2. The Ombudsman should consult with regulatory bodies before starting their own investigations
One of the key clauses in the Bill is to allow the Ombudsman to undertake their own investigations.
While there was support from witnesses for the proposed expansion of investigatory powers, this wasn’t unanimous – mainly because Ombudsman investigations might duplicate investigations carried out by respective regulatory bodies (i.e. Social Care Wales, Healthcare Inspectorate Wales) – which would waste time and money.
The Ombudsman believed there was already a risk of this type of duplication and as part of their role already had to meet with regulatory bodies and Commissioners. The Committee recommended this be formalised on the face of the Bill.
3. Complaints made to the Ombudsman should be properly recorded and verified
The Bill will give people the right to give evidence in person/orally – which might make the complaints process less daunting for those with literacy problems or learning difficulties.

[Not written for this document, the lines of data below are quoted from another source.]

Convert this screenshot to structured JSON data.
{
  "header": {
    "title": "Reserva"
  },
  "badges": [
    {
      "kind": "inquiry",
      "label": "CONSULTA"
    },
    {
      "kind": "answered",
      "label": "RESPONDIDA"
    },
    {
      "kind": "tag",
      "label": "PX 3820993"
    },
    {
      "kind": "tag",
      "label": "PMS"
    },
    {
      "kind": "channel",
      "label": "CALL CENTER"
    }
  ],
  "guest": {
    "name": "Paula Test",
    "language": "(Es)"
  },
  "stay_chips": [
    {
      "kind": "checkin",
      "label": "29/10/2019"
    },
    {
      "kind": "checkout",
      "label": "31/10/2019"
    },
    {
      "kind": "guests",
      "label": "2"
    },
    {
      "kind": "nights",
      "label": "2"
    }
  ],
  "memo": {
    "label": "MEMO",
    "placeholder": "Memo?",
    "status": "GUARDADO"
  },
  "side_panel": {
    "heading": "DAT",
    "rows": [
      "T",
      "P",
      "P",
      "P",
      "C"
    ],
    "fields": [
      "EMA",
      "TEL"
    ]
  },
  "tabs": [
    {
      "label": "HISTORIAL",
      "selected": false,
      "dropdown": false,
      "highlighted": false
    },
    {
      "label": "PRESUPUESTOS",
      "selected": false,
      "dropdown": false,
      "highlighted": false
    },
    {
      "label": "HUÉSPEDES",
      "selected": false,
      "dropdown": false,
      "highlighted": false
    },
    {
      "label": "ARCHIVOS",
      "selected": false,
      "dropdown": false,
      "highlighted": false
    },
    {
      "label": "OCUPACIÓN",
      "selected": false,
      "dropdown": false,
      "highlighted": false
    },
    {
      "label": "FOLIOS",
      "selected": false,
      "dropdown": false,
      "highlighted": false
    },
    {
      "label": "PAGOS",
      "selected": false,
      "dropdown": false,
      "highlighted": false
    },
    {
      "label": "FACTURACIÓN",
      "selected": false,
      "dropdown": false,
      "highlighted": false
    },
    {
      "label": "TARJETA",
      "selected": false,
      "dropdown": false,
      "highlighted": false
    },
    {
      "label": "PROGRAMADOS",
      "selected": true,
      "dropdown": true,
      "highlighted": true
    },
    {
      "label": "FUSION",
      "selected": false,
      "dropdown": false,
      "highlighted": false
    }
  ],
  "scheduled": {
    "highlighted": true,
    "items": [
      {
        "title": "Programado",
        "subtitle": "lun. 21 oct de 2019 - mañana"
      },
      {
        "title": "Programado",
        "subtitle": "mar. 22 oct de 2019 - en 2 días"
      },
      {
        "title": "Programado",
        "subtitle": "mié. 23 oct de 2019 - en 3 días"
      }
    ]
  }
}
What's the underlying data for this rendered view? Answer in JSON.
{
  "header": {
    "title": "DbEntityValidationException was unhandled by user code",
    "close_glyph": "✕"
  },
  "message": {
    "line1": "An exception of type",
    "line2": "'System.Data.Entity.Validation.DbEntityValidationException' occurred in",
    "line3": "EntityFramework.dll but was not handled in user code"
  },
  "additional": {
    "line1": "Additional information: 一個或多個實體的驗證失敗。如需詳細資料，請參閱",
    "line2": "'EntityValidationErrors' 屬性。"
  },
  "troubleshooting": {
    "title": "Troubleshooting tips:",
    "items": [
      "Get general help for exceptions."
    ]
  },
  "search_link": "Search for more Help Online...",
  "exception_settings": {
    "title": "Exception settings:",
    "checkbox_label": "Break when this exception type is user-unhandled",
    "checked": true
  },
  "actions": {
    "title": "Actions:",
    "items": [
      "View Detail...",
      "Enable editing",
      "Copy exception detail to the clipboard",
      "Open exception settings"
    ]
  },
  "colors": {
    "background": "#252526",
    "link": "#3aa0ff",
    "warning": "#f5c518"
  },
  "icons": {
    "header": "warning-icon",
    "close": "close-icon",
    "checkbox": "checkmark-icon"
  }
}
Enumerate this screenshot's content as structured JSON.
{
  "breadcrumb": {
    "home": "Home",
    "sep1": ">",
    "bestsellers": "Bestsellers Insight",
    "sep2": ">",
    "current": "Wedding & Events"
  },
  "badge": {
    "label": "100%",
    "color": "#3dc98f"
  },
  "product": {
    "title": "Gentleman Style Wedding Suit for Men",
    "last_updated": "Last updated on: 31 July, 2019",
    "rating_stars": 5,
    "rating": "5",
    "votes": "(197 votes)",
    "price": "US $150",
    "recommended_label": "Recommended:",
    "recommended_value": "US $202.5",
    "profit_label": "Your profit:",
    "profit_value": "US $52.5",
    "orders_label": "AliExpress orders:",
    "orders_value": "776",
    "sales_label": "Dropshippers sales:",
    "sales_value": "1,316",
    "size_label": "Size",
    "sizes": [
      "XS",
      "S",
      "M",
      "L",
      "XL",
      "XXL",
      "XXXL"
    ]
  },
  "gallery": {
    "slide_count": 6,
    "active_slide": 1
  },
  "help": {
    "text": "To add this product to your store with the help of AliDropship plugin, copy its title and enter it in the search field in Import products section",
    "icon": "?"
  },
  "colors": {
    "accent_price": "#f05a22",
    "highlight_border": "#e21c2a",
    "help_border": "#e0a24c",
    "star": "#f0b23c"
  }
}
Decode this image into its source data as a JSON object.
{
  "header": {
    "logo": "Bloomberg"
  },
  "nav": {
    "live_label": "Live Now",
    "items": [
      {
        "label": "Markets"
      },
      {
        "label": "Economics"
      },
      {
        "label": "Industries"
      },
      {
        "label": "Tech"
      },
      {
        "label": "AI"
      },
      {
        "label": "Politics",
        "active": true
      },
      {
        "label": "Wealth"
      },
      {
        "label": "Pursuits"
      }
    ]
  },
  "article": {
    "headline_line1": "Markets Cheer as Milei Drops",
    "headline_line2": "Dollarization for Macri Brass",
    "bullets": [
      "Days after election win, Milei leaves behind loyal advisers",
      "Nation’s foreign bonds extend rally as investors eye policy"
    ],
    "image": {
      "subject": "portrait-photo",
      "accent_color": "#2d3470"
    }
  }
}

Healthcare Inspectorate Wales and Social Care Wales argued that oral complaints needed to be properly registered and verified in order to avoid disputes on the accuracy of oral evidence and to ensure that recorded complaints properly reflect the issues raised by a complainant.
4. There was a “missed opportunity” to merge social palliative care investigations with general investigatory powers
Some witnesses questioned why social and palliative care hadn’t been merged with general investigatory powers within the Bill, instead of maintaining a separate regime. These witnesses weren’t overly concerned as long as there were “no practical differences” in how complaints were dealt with. However, the Welsh Government (who didn’t introduce this Bill; the Finance Committee did) felt it was a “missed opportunity” to create a single investigatory regime.
The member in charge – Chair of the Finance Committee, Simon Thomas AM (Plaid, Mid & West Wales) – argued that as the Assembly had set out these provisions in a specific way as part of the Social Services & Wellbeing Act 2014 he was reluctant to change it. Merging the two regimes could also potentially make the legislation too complicated and technical.
The Committee agreed that this was a “missed opportunity” but didn’t call for the two regimes to be merged into one.
5. The Auditor General should be protected from defamation claims too
The Bill specifically protects the Public Services Ombudsman from defamation claims (as do the Welsh Language Commissioner and Older People’s Commissioner).
The Wales Audit Office and Auditor General, however, don’t have this protection and have been threatened with defamation legal action in the past, only being protected if they lay reports before the Senedd.
The Committee believes protection from defamation should be extended to the Auditor General.
6. More work needs to be done on the Bill’s costings
There was a commitment from the Ombudsman and Member in Charge that the Ombudsman would not seek any more than 0.03% of the Welsh block grant for their own funding.
The Ombudsman felt the service provided “good value for money”, but it was unclear where the additional cost burden from an increase in caseloads would fall (in light of public spending cuts), while Cymdeithas yr Iaith questioned why the Ombudsman could see an increase in funding while other Commissioners see budget cuts.
The Welsh Government said they wouldn’t table a financial resolution in the Senedd (which is essential to get a law passed) until more work was carried out on the Bill’s costs (Regulatory Impact Assessment) and it properly aligned with Treasury Green Book rules – which for the Finance Committee is perhaps a little embarrassing.